Saturday, March 31, 2012
Sometimes you think to yourself, "You can't write this stuff," and the you realize that someone did in fact write this stuff and you just roll your eyes, which in this case makes the whole think truly unfortunate. Today's villain is none other than THE TEN-EYED MAN. (Get it - roll your eyes - ten eyes - really bad joke.)
Anyway, here's the story:
Philip Reardon served as a soldier in the U.S. Special Forces in Vietnam until he was honorably discharged after a grenade fragment hit him between the eyes. He returned to civilian life as a warehouse guard. One night, he was knocked out by thieves who had planted a bomb to blow up the warehouse. When Batman arrived at the scene, Reardon had recovered, but his vision was blurred. He mistook Batman for one of the thieves, and attempted to battle him. By the time he did recognize Batman, the warehouse exploded and Reardon's retinas were burned, which impacted his war injury and blinded him permanently in both eyes.I'm sorry, but in the history of lame origin stories, connecting ones optic nerves to one's fingers is amongst the lamest. Really, without radioactivity or hazardous waste, any serious scientist knows it could not possibly work!
A brilliant doctor named "Dr. Engstrom" reconnected his optic nerves to his fingertips, enabling him to see through them. Reardon blamed Batman for what had happened to him, and under the identity of "The Ten-Eyed Man" tried to take his revenge on him.
There's another problem:
The Ten-Eyed Man is often easily defeated simply by injuring his sensitive eyes/fingers; i.e., by tricking him into catching or touching something. Or theoretically giving him a high-five.And what happens when he eats fried chicken? (finger lickin' good - get it.) Can he fire a gun? Throw a punch?

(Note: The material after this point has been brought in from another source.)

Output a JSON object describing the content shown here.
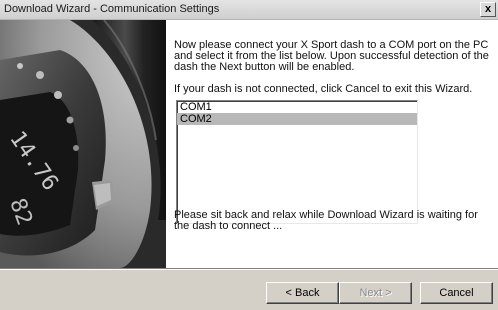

Wait, I know, hook him up with some kryptonian DNA and give him heat vision - now we got something.